*** Opening WORKING DATA ***

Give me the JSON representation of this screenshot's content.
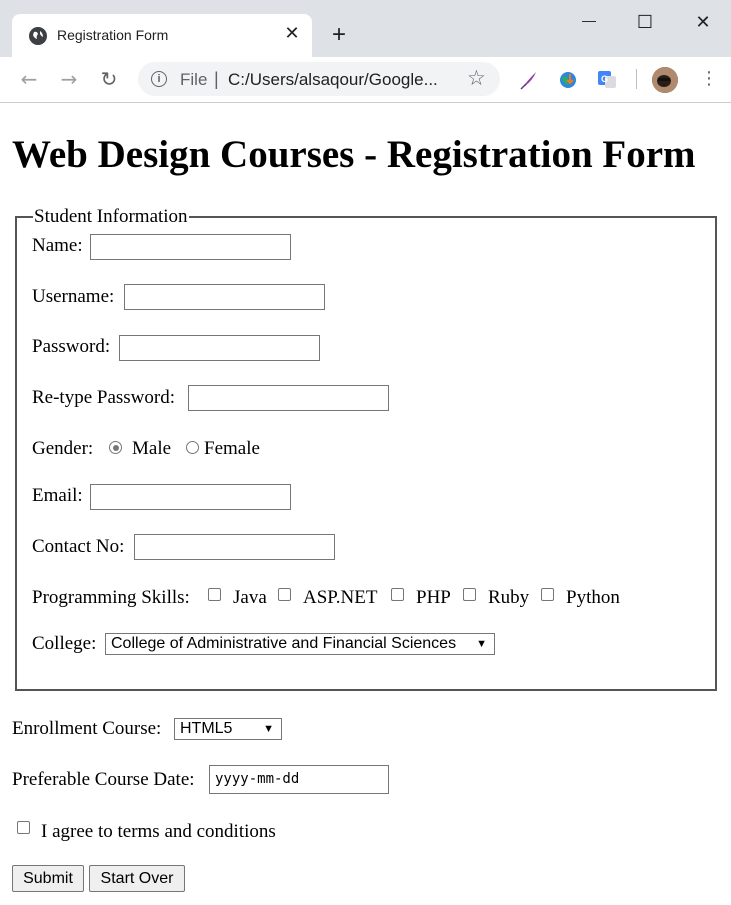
{
  "browser": {
    "tab_title": "Registration Form",
    "new_tab_label": "+",
    "tab_close_label": "✕",
    "window_controls": {
      "minimize": "—",
      "maximize": "☐",
      "close": "✕"
    },
    "nav": {
      "back": "←",
      "forward": "→",
      "reload": "↻"
    },
    "address": {
      "info_icon": "i",
      "scheme_label": "File",
      "separator": "|",
      "url": "C:/Users/alsaqour/Google..."
    },
    "bookmark_icon": "☆",
    "extensions": [
      "quill-icon",
      "globe-download-icon",
      "google-translate-icon",
      "profile-avatar"
    ]
  },
  "page": {
    "title": "Web Design Courses - Registration Form",
    "fieldset": {
      "legend": "Student Information",
      "name_label": "Name:",
      "username_label": "Username:",
      "password_label": "Password:",
      "retype_label": "Re-type Password:",
      "gender_label": "Gender:",
      "gender_options": [
        "Male",
        "Female"
      ],
      "gender_selected": "Male",
      "email_label": "Email:",
      "contact_label": "Contact No:",
      "skills_label": "Programming Skills:",
      "skills": [
        "Java",
        "ASP.NET",
        "PHP",
        "Ruby",
        "Python"
      ],
      "college_label": "College:",
      "college_value": "College of Administrative and Financial Sciences"
    },
    "enrollment_label": "Enrollment Course:",
    "enrollment_value": "HTML5",
    "date_label": "Preferable Course Date:",
    "date_placeholder": "yyyy-mm-dd",
    "agree_label": "I agree to terms and conditions",
    "submit_label": "Submit",
    "reset_label": "Start Over"
  }
}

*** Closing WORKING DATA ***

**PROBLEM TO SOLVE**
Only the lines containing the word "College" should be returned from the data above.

**EXERCISE ANSWER**
      "college_label": "College:",
      "college_value": "College of Administrative and Financial Sciences"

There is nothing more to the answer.